Now while I really do enjoy hunting squirrels with a bow, that method still takes second place to me hunting them with my traditional muzzleloaders. I have two long guns that are dedicated squirrel killers and they really get a workout during the first part of the season. Miss Daisy is a 32-caliber flintlock rifle I had especially made for the activity and Ole Betsy is a 12-gauge smoothbore flintlock that is my go-to weapon when I want to put squirrels in the freezer. Like a bow, the nature of these guns definitely puts a challenge back into hunting. First off, you are back to a single shot, and if you can’t reload any faster than I can then you better make that one count. Secondly, the guns will most likely have open sights and for my 56-year-old eyes that means I need to be close to my target. So once again, I’m relying on my skills as a woodsman as opposed to the performance of high-powered weapon. That’s just the way I like it! I earn every squirrel I put in the stew pot and, in the process, I can better appreciate what my ancestors did on a day-to-day basis just to survive.

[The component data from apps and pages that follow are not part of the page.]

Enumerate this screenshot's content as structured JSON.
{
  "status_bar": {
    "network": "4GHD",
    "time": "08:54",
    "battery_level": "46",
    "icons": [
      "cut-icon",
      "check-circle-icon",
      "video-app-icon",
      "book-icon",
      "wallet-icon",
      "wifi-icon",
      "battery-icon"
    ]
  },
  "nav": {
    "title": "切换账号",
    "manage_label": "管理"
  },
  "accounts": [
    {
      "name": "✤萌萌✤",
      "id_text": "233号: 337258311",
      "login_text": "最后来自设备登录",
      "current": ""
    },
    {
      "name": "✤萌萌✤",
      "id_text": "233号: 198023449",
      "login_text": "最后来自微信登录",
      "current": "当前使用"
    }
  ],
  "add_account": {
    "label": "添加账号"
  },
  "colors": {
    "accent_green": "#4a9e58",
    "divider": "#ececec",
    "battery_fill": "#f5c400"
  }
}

All my flintlocks were made by my dear friend, John Pruitt, but you can buy them ready-made or get kits that you can assemble yourself. I am not able to hammer a nail straight, and John is a master gun builder, so we worked out a pretty sweet deal. I pick out all the parts I need, have them sent to John, he works his magic, and in a month or so he sends me a perfectly good shootin’ iron. All it costs me is the price of the parts plus a few dozen homemade cookies. Mr. Pruitt made Ole Betsy for me originally to hunt turkeys with. I killed a few longbeards with her but she has a cylinder bore which makes it tough to get a tight turkey pattern like you want but it is ideal for small game. With an ounce and half of #6 shot, I can easily kill a squirrel as far away as I want to shoot at one. 

The small caliber squirrel rifle was an essential tool of Midwestern white settlers but I delayed adding one to my arsenal for a long time because I was afraid that a .31” ball of lead would damage too much meat on small game. I finally broke down and commissioned John to make Miss Daisy and, after getting her, I couldn’t believe I put off ownership for so long. Man, is she fun to shoot! I’ve got her dialed in such that I can smack a squirrel’s head at 25 yards if he’s sitting still. I avoid shooting them in the body unless I’m sure I can put the round ball through the rib cage. If I hit anywhere else, I’m liable to waste good meat. I usually press Miss Daisy into service when the mast crop is ripening and the squirrels are too busy eating to notice me putting a bead on their noggin. 

Well, I suppose I’ve borrowed your eyes long enough what with me going on about how much fun I’m having, and how much fun you’re probably missing out on, hunting tree rats using more primitive weapons. These methods put the childlike delight back in the sport again for me and they can for you too, if you just give them a try. You’ll gain some new skills, sharpen some others, and you get to eat all the fruit of your labors. In my book, it just doesn’t get much better than that!

Darren Haverstick

Small game arrowheads – bodkin point (left) and Ace Hex Head (right)
Some squirrel arrows – regular fletching (far left) and flu-flus
Shotgun load on left; rifle load on right. The pink cloth strip is used as a shot cup.

 

My squirrel arsenal: Ole Betsy (top) and Miss Daisy (bottom).
Head shots on squirrels are deadly!
A brace of squirrels taken with Miss Daisy.
Broke in my new recurve!
I shoot them with longbows too.